Available data below:
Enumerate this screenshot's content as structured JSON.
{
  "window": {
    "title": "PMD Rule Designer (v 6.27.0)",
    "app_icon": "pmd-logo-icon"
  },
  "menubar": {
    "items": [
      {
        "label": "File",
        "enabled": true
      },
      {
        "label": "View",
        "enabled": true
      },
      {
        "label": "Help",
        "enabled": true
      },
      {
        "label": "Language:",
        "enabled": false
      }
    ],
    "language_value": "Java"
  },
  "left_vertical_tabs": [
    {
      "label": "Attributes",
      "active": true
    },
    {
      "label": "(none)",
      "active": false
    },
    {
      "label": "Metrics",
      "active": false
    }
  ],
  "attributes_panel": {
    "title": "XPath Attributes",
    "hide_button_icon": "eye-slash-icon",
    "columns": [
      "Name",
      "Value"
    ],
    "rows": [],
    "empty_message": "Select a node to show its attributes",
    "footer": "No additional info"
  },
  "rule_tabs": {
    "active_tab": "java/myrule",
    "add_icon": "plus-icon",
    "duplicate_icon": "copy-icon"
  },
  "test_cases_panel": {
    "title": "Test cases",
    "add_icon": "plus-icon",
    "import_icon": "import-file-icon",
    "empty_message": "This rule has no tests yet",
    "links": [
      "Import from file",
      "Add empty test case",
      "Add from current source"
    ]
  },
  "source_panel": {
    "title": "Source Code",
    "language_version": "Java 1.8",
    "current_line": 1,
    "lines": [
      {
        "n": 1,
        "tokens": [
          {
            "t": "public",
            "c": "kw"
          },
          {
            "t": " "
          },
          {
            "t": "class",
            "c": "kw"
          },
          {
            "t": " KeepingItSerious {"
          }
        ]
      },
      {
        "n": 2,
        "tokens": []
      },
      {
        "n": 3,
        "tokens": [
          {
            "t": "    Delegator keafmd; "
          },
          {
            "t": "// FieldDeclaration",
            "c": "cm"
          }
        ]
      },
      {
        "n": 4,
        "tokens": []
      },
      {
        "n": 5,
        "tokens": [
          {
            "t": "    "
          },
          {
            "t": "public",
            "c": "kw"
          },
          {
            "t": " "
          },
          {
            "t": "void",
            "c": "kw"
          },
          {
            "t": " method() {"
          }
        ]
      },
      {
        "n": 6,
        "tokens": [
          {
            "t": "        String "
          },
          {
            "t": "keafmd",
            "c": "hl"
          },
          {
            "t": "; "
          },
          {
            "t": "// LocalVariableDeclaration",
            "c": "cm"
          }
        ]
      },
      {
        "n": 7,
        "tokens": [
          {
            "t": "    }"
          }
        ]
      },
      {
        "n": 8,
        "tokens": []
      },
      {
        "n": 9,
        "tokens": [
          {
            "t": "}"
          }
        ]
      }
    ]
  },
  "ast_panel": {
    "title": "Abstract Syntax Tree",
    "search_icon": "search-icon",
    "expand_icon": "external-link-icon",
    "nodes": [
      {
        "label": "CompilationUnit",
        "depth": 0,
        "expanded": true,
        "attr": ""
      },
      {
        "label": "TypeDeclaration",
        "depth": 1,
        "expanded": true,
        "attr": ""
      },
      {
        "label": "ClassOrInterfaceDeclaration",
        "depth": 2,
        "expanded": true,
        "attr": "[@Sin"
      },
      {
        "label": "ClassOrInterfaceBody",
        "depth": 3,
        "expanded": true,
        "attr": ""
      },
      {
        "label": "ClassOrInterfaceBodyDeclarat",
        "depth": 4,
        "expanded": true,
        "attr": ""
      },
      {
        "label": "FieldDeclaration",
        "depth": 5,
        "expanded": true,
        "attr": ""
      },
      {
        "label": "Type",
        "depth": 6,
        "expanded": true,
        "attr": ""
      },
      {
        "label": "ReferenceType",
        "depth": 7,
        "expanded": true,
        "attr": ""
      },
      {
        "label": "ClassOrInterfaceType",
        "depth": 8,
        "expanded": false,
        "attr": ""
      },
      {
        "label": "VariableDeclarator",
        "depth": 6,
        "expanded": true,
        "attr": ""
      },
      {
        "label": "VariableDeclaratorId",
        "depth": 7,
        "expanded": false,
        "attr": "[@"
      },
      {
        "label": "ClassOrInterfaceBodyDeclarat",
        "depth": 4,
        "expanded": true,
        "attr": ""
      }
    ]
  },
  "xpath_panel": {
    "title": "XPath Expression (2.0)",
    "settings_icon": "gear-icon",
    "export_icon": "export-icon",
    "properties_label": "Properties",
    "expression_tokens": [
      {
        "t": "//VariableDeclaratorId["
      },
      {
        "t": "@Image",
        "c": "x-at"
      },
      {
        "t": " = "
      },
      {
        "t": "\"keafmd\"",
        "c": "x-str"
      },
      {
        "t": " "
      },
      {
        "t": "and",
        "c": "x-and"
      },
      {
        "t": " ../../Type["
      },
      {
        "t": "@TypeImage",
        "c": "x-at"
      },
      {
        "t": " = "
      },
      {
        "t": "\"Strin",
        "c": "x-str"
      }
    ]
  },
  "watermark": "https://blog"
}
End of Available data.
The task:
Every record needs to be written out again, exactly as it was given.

Answer for this exercise:
Enumerate this screenshot's content as structured JSON.
{
  "window": {
    "title": "PMD Rule Designer (v 6.27.0)",
    "app_icon": "pmd-logo-icon"
  },
  "menubar": {
    "items": [
      {
        "label": "File",
        "enabled": true
      },
      {
        "label": "View",
        "enabled": true
      },
      {
        "label": "Help",
        "enabled": true
      },
      {
        "label": "Language:",
        "enabled": false
      }
    ],
    "language_value": "Java"
  },
  "left_vertical_tabs": [
    {
      "label": "Attributes",
      "active": true
    },
    {
      "label": "(none)",
      "active": false
    },
    {
      "label": "Metrics",
      "active": false
    }
  ],
  "attributes_panel": {
    "title": "XPath Attributes",
    "hide_button_icon": "eye-slash-icon",
    "columns": [
      "Name",
      "Value"
    ],
    "rows": [],
    "empty_message": "Select a node to show its attributes",
    "footer": "No additional info"
  },
  "rule_tabs": {
    "active_tab": "java/myrule",
    "add_icon": "plus-icon",
    "duplicate_icon": "copy-icon"
  },
  "test_cases_panel": {
    "title": "Test cases",
    "add_icon": "plus-icon",
    "import_icon": "import-file-icon",
    "empty_message": "This rule has no tests yet",
    "links": [
      "Import from file",
      "Add empty test case",
      "Add from current source"
    ]
  },
  "source_panel": {
    "title": "Source Code",
    "language_version": "Java 1.8",
    "current_line": 1,
    "lines": [
      {
        "n": 1,
        "tokens": [
          {
            "t": "public",
            "c": "kw"
          },
          {
            "t": " "
          },
          {
            "t": "class",
            "c": "kw"
          },
          {
            "t": " KeepingItSerious {"
          }
        ]
      },
      {
        "n": 2,
        "tokens": []
      },
      {
        "n": 3,
        "tokens": [
          {
            "t": "    Delegator keafmd; "
          },
          {
            "t": "// FieldDeclaration",
            "c": "cm"
          }
        ]
      },
      {
        "n": 4,
        "tokens": []
      },
      {
        "n": 5,
        "tokens": [
          {
            "t": "    "
          },
          {
            "t": "public",
            "c": "kw"
          },
          {
            "t": " "
          },
          {
            "t": "void",
            "c": "kw"
          },
          {
            "t": " method() {"
          }
        ]
      },
      {
        "n": 6,
        "tokens": [
          {
            "t": "        String "
          },
          {
            "t": "keafmd",
            "c": "hl"
          },
          {
            "t": "; "
          },
          {
            "t": "// LocalVariableDeclaration",
            "c": "cm"
          }
        ]
      },
      {
        "n": 7,
        "tokens": [
          {
            "t": "    }"
          }
        ]
      },
      {
        "n": 8,
        "tokens": []
      },
      {
        "n": 9,
        "tokens": [
          {
            "t": "}"
          }
        ]
      }
    ]
  },
  "ast_panel": {
    "title": "Abstract Syntax Tree",
    "search_icon": "search-icon",
    "expand_icon": "external-link-icon",
    "nodes": [
      {
        "label": "CompilationUnit",
        "depth": 0,
        "expanded": true,
        "attr": ""
      },
      {
        "label": "TypeDeclaration",
        "depth": 1,
        "expanded": true,
        "attr": ""
      },
      {
        "label": "ClassOrInterfaceDeclaration",
        "depth": 2,
        "expanded": true,
        "attr": "[@Sin"
      },
      {
        "label": "ClassOrInterfaceBody",
        "depth": 3,
        "expanded": true,
        "attr": ""
      },
      {
        "label": "ClassOrInterfaceBodyDeclarat",
        "depth": 4,
        "expanded": true,
        "attr": ""
      },
      {
        "label": "FieldDeclaration",
        "depth": 5,
        "expanded": true,
        "attr": ""
      },
      {
        "label": "Type",
        "depth": 6,
        "expanded": true,
        "attr": ""
      },
      {
        "label": "ReferenceType",
        "depth": 7,
        "expanded": true,
        "attr": ""
      },
      {
        "label": "ClassOrInterfaceType",
        "depth": 8,
        "expanded": false,
        "attr": ""
      },
      {
        "label": "VariableDeclarator",
        "depth": 6,
        "expanded": true,
        "attr": ""
      },
      {
        "label": "VariableDeclaratorId",
        "depth": 7,
        "expanded": false,
        "attr": "[@"
      },
      {
        "label": "ClassOrInterfaceBodyDeclarat",
        "depth": 4,
        "expanded": true,
        "attr": ""
      }
    ]
  },
  "xpath_panel": {
    "title": "XPath Expression (2.0)",
    "settings_icon": "gear-icon",
    "export_icon": "export-icon",
    "properties_label": "Properties",
    "expression_tokens": [
      {
        "t": "//VariableDeclaratorId["
      },
      {
        "t": "@Image",
        "c": "x-at"
      },
      {
        "t": " = "
      },
      {
        "t": "\"keafmd\"",
        "c": "x-str"
      },
      {
        "t": " "
      },
      {
        "t": "and",
        "c": "x-and"
      },
      {
        "t": " ../../Type["
      },
      {
        "t": "@TypeImage",
        "c": "x-at"
      },
      {
        "t": " = "
      },
      {
        "t": "\"Strin",
        "c": "x-str"
      }
    ]
  },
  "watermark": "https://blog"
}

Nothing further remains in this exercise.